“[OBAMA:] This is real simple. It’s a website where you can compare and purchase affordable health insurance plans side by side the same way you shop for a plane ticket on Kayak, same way you shop for a TV on Amazon. You just go on, and you start looking, and here are all the options.”
That's complete management dysfunction.* Read below the fold...
Yes. I remember where I was; I was in (public) school, in the third grade. The school closed down, but didn't make any kind of announcement, which was weird. My mother came to pick me up, and told me the news. Read below the fold...
White House recommends Democrats use the economy as a bright shiny object to distract from ObamaCare
Eager to draw contrasts with Republicans, the White House is pushing its economic agenda as it attempts to give Democrats something to talk about other than the troubled health care rollout.
The White House is deploying Vice President Joe Biden and Cabinet members across the country, drawing attention to improvements in the still sluggish economic recovery and detailing the costs of last month's partial government shutdown.
Sluggish in the same way that a dead parrot is sluggish ("OBAMA: It's resting. Remarkable bird, the Norwegian Blue. Beautiful plumage!").
Meanwhile: Read below the fold...
What a great rant. True, true, true. I've always hated "folks," and now I know why:
The Way We Live Now: Just Us Folks
The word is everywhere, a plague spread by the President of the United States, television anchors, radio talk show hosts, preachers in megachurches, self-help gurus, and anyone else attempting to demonstrate his or her identification with ordinary, presumably wholesome American values.

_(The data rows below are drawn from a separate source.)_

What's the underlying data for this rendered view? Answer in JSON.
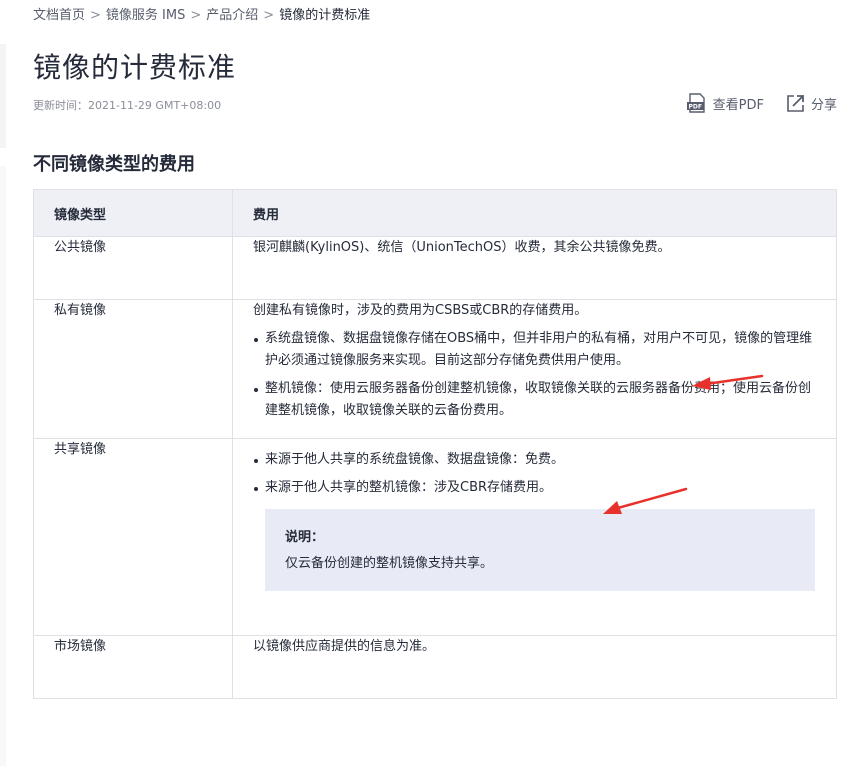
{
  "breadcrumb": {
    "items": [
      "文档首页",
      "镜像服务 IMS",
      "产品介绍",
      "镜像的计费标准"
    ],
    "separator": ">"
  },
  "page": {
    "title": "镜像的计费标准",
    "update_time": "更新时间：2021-11-29 GMT+08:00"
  },
  "actions": {
    "pdf_label": "查看PDF",
    "share_label": "分享"
  },
  "section": {
    "title": "不同镜像类型的费用"
  },
  "table": {
    "headers": [
      "镜像类型",
      "费用"
    ],
    "rows": {
      "public": {
        "type": "公共镜像",
        "fee": "银河麒麟(KylinOS)、统信（UnionTechOS）收费，其余公共镜像免费。"
      },
      "private": {
        "type": "私有镜像",
        "intro": "创建私有镜像时，涉及的费用为CSBS或CBR的存储费用。",
        "bullets": [
          "系统盘镜像、数据盘镜像存储在OBS桶中，但并非用户的私有桶，对用户不可见，镜像的管理维护必须通过镜像服务来实现。目前这部分存储免费供用户使用。",
          "整机镜像：使用云服务器备份创建整机镜像，收取镜像关联的云服务器备份费用；使用云备份创建整机镜像，收取镜像关联的云备份费用。"
        ]
      },
      "shared": {
        "type": "共享镜像",
        "bullets": [
          "来源于他人共享的系统盘镜像、数据盘镜像：免费。",
          "来源于他人共享的整机镜像：涉及CBR存储费用。"
        ],
        "note_title": "说明：",
        "note_text": "仅云备份创建的整机镜像支持共享。"
      },
      "market": {
        "type": "市场镜像",
        "fee": "以镜像供应商提供的信息为准。"
      }
    }
  },
  "colors": {
    "text": "#252b3a",
    "muted": "#8a8e99",
    "header_bg": "#eef0f5",
    "note_bg": "#e8ebf6",
    "border": "#dfe1e6",
    "annotation_arrow": "#e8312a"
  }
}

Only a few decades ago, Americans were addressed as people or, in the more distant past, ladies and gentlemen.
Now we are all folks. Television commentators, apparently confusing themselves with the clergy, routinely declare that “our prayers go out to those folks” — whether the folks are victims of drought, hurricane, flood, child molestation, corporate layoffs, identity theft, or the war in Iraq (as long as the victims are American and not Iraqi). Irony is reserved for fiction.....
While the word “folks” was once a colloquialism with no political meaning, there is no escaping the political meaning of the term when it is reverently invoked by public officials in twenty-first-century America. After the terrorist bombings in London on July 7, 2005, President Bush assured Americans, “I’ve been in contact with our homeland security folks and I instructed them to be in touch with local and state officials about the facts of what took place here and in London and to be extra vigilant as our folks start heading to work.”
Bush went on to observe that “the contrast couldn’t be clearer, between the intentions of those of us who care deeply about human rights and human liberty, and those who’ve got such evil in their heart that they will take the lives of innocent folks.” Those evil terrorists. Our innocent folks. ...
The specific political use of folks as an exclusionary and inclusionary signal, designed to make the speaker sound like one of the boys or girls, is symptomatic of a debasement of public speech inseparable from a more general erosion of American cultural standards. Casual, colloquial language also conveys an implicit denial of the seriousness of whatever issue is being debated: talking about folks going off to war is the equivalent of describing rape victims as girls (unless the victims are, in fact, little girls and not grown women).
Yes, yes, YES!!!! Read below the fold...
[Previously posted at Naked Capitalism. This my second long-form attempt to show the ethical failure at the heart of the ObamaCare marketplace. I still don't seem to have found the right language. --lambert]
I probably shouldn't even tangle with David Cutler; he's from Harvard, and he's wicked smart. Anyhow. Also too, he advised the 2008 Obama Campaign on health care. But there were some things he said in this recent interview with PBS (and in his now famous 2010 letter to Larry Summers) that really ticked me off, and so I want to lay down a few markers. First, let's look at two charts: Read below the fold...